The sweeping terms of the 2006 Civil Union Act placed South Africa in a select club of nations that have enacted similar laws and that, until last year, included only Canada, Belgium, Spain and the Netherlands. But there are glimmers of change in other nations. China decriminalized sodomy a decade ago and removed homosexuality from its list of mental disorders in 2001. Police broke up a gay and lesbian festival in Beijing in 2005 but took no action last February against an unauthorized rally in support of legalizing gay marriage. The Chinese Communist Party has established gay task forces in all provincial capitals to promote HIV/AIDS awareness and prevention. And in April a Web site launched a weekly hour-long online program called Connecting Homosexuals with an openly gay host. It is the first show in China to focus entirely on gay issues.
Tolerance, however, by no means spans the globe. Homosexuality remains taboo throughout the greater Middle East. In most of the Far East, laws permitting gay and lesbian civil unions are many years if not decades away. In Latin America, universal acceptance of homosexuality is a long way off. Jamaica is a hotbed of homophobia. Even in Mexico, the first couple to take advantage of Coahuila's new civil-union statute were fired from their jobs as sales clerks after their boss realized they were lesbians. The new Mexico City law grants same-gender civil unions property and inheritance rights, but not the right to adopt children.
Even Mexican gays who still struggle against daily bias see signs of improvement, however. In 2003 José Luis Ramírez landed work as a buyer at the Mexico City headquarters of a leading department-store chain, and things were going swimmingly until he brought his boyfriend to a company-hosted dinner with clients. "My boss's face just dropped," recalls Ramírez.

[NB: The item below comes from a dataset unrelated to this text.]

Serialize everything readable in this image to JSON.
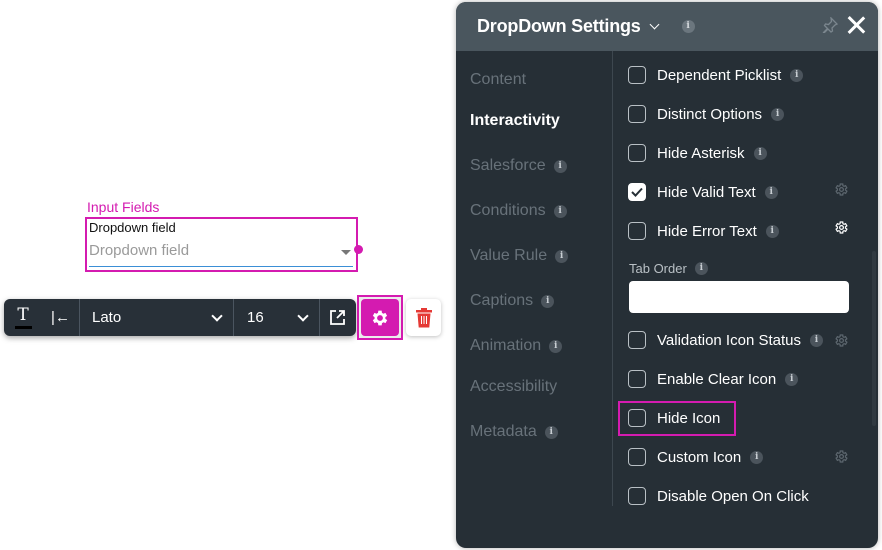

Ramírez was subsequently denied promotions and left the company last year. But sexuality "isn't an issue" with his current employer, a new household-furnishings retailer.
Tolerance is now the majority, at least among the young. A 2005 poll by the Mitofsky market-research firm found that 50 percent of all Mexicans between the ages of 18 and 29 supported proposals to allow gay marriage. Karla Lopez met Karina Almaguer on the assembly line of a Matamoros auto-stereo factory. The two became the first Mexican couple to marry under the civil-union bill; Lopez, now 30, is a mother of three. She urges more gays and lesbians to follow her example and come out publicly. "I felt strange at first because people would judge us and look at us from head to toe," she says. "But I now feel more secure and at ease." If more political leaders, clergymen and judges act to legitimize folks like Karla Lopez, the new mood of tolerance will surely proliferate across the planet in her lifetime.